Google’s entire code base – from Gmail to Photos to Search – spans 2 billion lines of code across 1 billion files and consumes a total of 86 terabytes of storage. This is what Rachel Potvin, Google Engineering Manager, revealed during last week’s @Scale conference.
Potvin put that in to perspective against the Linux kernel, which is made up of 15 million lines of code across 40,000 files. As for Windows, Microsoft has previously revealed that Windows XP had a code base of 45 million lines of code. So, building Google is roughly equivalent to building Windows 40 times over.

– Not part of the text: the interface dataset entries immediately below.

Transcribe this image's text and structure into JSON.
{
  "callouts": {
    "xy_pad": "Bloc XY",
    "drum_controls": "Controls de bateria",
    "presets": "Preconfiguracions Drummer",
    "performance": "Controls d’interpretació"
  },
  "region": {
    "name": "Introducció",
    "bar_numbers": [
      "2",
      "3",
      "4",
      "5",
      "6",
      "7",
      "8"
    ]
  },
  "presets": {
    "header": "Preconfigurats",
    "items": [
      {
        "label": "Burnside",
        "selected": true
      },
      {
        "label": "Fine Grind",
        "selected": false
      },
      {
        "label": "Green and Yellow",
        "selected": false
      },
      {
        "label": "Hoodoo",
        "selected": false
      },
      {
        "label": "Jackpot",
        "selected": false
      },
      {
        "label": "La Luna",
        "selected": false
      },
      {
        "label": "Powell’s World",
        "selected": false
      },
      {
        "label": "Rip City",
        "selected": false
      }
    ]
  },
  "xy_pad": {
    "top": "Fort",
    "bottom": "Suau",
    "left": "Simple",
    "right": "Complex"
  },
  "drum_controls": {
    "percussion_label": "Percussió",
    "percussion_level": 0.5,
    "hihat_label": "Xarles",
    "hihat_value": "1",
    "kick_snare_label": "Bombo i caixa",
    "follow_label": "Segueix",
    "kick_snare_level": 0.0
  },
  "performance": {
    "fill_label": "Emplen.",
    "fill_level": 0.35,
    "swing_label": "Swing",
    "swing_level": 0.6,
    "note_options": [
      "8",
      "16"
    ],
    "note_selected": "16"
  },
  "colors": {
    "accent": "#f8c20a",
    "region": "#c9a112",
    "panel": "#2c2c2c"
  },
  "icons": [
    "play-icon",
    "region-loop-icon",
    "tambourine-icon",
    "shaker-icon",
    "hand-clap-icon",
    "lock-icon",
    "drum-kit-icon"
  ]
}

This gigantic code base is made available to 95 percent of Google engineers, or about 25,000 people. With some 45,000 changes (commits) being made every day, and 15 million lines of code being modified each week. With so many engineers having access to the code base it makes starting a new project a whole lot easier, “You have a wealth of libraries already available to you. Almost everything has already been done.” Potvin told Wired. Further, when making a code change it can be deployed across all Google services simultaneously.
With Google constantly developing new products and making additions to existing ones, it's likely this code base will continue to exponentially grow in to the future.
The talk in its entirety is well worth the watch and is included below.